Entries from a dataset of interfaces

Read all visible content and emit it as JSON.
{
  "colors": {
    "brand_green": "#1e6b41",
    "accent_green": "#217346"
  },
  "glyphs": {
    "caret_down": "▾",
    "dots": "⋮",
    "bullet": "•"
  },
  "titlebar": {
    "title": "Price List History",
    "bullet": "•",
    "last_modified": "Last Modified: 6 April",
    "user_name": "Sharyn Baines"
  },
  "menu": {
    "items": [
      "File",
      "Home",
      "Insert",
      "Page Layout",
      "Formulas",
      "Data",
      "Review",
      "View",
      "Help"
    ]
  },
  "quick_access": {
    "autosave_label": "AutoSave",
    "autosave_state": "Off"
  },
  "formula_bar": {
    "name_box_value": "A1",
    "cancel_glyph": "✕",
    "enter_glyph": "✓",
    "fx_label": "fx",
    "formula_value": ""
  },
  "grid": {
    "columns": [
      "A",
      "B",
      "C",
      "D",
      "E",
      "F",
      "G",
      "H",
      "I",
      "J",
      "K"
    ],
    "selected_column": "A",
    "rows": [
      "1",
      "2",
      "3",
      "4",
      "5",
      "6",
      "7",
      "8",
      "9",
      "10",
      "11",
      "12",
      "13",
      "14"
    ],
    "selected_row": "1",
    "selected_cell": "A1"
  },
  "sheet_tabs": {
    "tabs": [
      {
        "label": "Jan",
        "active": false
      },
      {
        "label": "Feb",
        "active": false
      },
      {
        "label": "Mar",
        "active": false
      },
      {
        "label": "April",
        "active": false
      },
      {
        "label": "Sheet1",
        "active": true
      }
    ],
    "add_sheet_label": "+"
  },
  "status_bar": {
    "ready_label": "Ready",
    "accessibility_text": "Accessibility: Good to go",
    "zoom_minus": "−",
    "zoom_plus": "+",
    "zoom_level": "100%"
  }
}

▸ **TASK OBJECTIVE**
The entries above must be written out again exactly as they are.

▸ **WRITTEN ANSWER**
Read all visible content and emit it as JSON.
{
  "colors": {
    "brand_green": "#1e6b41",
    "accent_green": "#217346"
  },
  "glyphs": {
    "caret_down": "▾",
    "dots": "⋮",
    "bullet": "•"
  },
  "titlebar": {
    "title": "Price List History",
    "bullet": "•",
    "last_modified": "Last Modified: 6 April",
    "user_name": "Sharyn Baines"
  },
  "menu": {
    "items": [
      "File",
      "Home",
      "Insert",
      "Page Layout",
      "Formulas",
      "Data",
      "Review",
      "View",
      "Help"
    ]
  },
  "quick_access": {
    "autosave_label": "AutoSave",
    "autosave_state": "Off"
  },
  "formula_bar": {
    "name_box_value": "A1",
    "cancel_glyph": "✕",
    "enter_glyph": "✓",
    "fx_label": "fx",
    "formula_value": ""
  },
  "grid": {
    "columns": [
      "A",
      "B",
      "C",
      "D",
      "E",
      "F",
      "G",
      "H",
      "I",
      "J",
      "K"
    ],
    "selected_column": "A",
    "rows": [
      "1",
      "2",
      "3",
      "4",
      "5",
      "6",
      "7",
      "8",
      "9",
      "10",
      "11",
      "12",
      "13",
      "14"
    ],
    "selected_row": "1",
    "selected_cell": "A1"
  },
  "sheet_tabs": {
    "tabs": [
      {
        "label": "Jan",
        "active": false
      },
      {
        "label": "Feb",
        "active": false
      },
      {
        "label": "Mar",
        "active": false
      },
      {
        "label": "April",
        "active": false
      },
      {
        "label": "Sheet1",
        "active": true
      }
    ],
    "add_sheet_label": "+"
  },
  "status_bar": {
    "ready_label": "Ready",
    "accessibility_text": "Accessibility: Good to go",
    "zoom_minus": "−",
    "zoom_plus": "+",
    "zoom_level": "100%"
  }
}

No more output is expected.